Since I know it will be asked, I will address it now. Grand Theft Auto. Should a Christian play a game where you go to a strip club and pay prostitutes to give you a private dance? Should a Christian play a game where you jump into Free Mode and run around killing pedestrians for no reason? Nope. However, I find it very interesting as a psychological study on human nature. If you give any human being a controller and tell them to “do whatever,” every person will do the same thing. Yes, Mr. Brown, even you. Once you’ve exhausted all badness in you for the day, and ran every light, and shot at every cop, you begin to start driving the speed limit.
Video games are a form of art. I recently completed Child Of Light and Transistor, and they were two of the most gorgeous games I’ve ever seen. I was in awe of the magnificent artwork, the compelling stories, and captivating music. One could argue these games are also violent, depending on your standards, because Aurora kills dark creatures with her sword in Child Of Light, and Red kills robots and absorbs the souls of the deceased to gain skills in Transistor.
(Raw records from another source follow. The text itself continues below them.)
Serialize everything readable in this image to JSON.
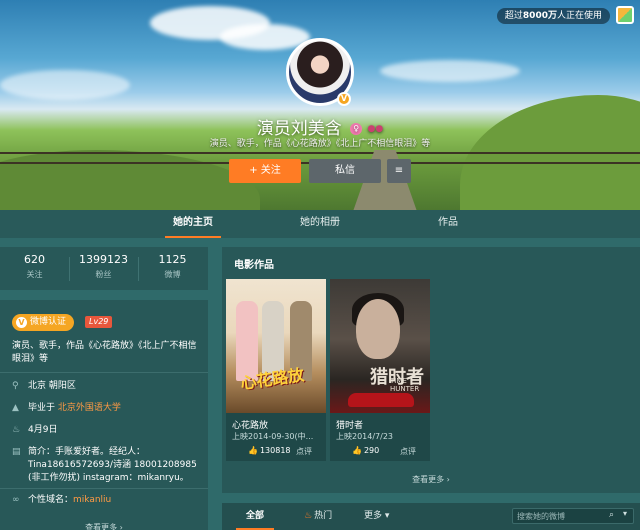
{
  "cover": {
    "users_badge_prefix": "超过",
    "users_badge_count": "8000万",
    "users_badge_suffix": "人正在使用"
  },
  "profile": {
    "name": "演员刘美含",
    "gender_symbol": "♀",
    "bio": "演员、歌手，作品《心花路放》《北上广不相信眼泪》等",
    "follow_label": "+ 关注",
    "message_label": "私信",
    "more_label": "≡"
  },
  "tabs": [
    {
      "label": "她的主页"
    },
    {
      "label": "她的相册"
    },
    {
      "label": "作品"
    }
  ],
  "stats": [
    {
      "value": "620",
      "label": "关注"
    },
    {
      "value": "1399123",
      "label": "粉丝"
    },
    {
      "value": "1125",
      "label": "微博"
    }
  ],
  "info": {
    "verify_label": "微博认证",
    "level": "Lv29",
    "intro": "演员、歌手，作品《心花路放》《北上广不相信眼泪》等",
    "location": "北京 朝阳区",
    "education_prefix": "毕业于",
    "education": "北京外国语大学",
    "birthday": "4月9日",
    "profile_text": "简介：手账爱好者。经纪人：Tina18616572693/诗涵 18001208985 (非工作勿扰) instagram：mikanryu。",
    "domain_prefix": "个性域名：",
    "domain": "mikanliu",
    "see_more": "查看更多 ›"
  },
  "movies": {
    "heading": "电影作品",
    "items": [
      {
        "title": "心花路放",
        "date": "上映2014-09-30(中...",
        "likes": "130818",
        "comment": "点评",
        "poster_title": "心花路放"
      },
      {
        "title": "猎时者",
        "date": "上映2014/7/23",
        "likes": "290",
        "comment": "点评",
        "poster_title": "猎时者",
        "poster_sub": "TIME HUNTER"
      }
    ],
    "see_more": "查看更多 ›"
  },
  "feed": {
    "tab_all": "全部",
    "tab_hot": "热门",
    "tab_more": "更多",
    "search_placeholder": "搜索她的微博"
  }
}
The question we should be asking is not, “Do video games make people do evil?” The real question people should be asking is, “Are games an outlet for disturbed people to satisfy their wickedness?” The answer is, “Obviously.” Wicked people can satisfy their desires in any environment, including your church service. It doesn’t matter where they are, they will always satisfy their lust. Christ told us darkness is notexternal, it is internal. Have you not read? The kingdom of God cometh not with observation, it is within you (Luke 17:20-21). Why do we assume the contrast is not true also? Does any man become morally upright simply by watching a wholesome television show, or playing a crappy bible game for Sega Genesis? I played those “Christian games” as a kid, listened to “Christian music,” watched “Christian movies,” and I was on my way to hell. No, again I say, video games are not the problem.
“…Ye have done worse than your fathers; for, behold, ye walk every one after the imagination of his evil heart, that they may not hearken unto me.” -Jeremiah 16:12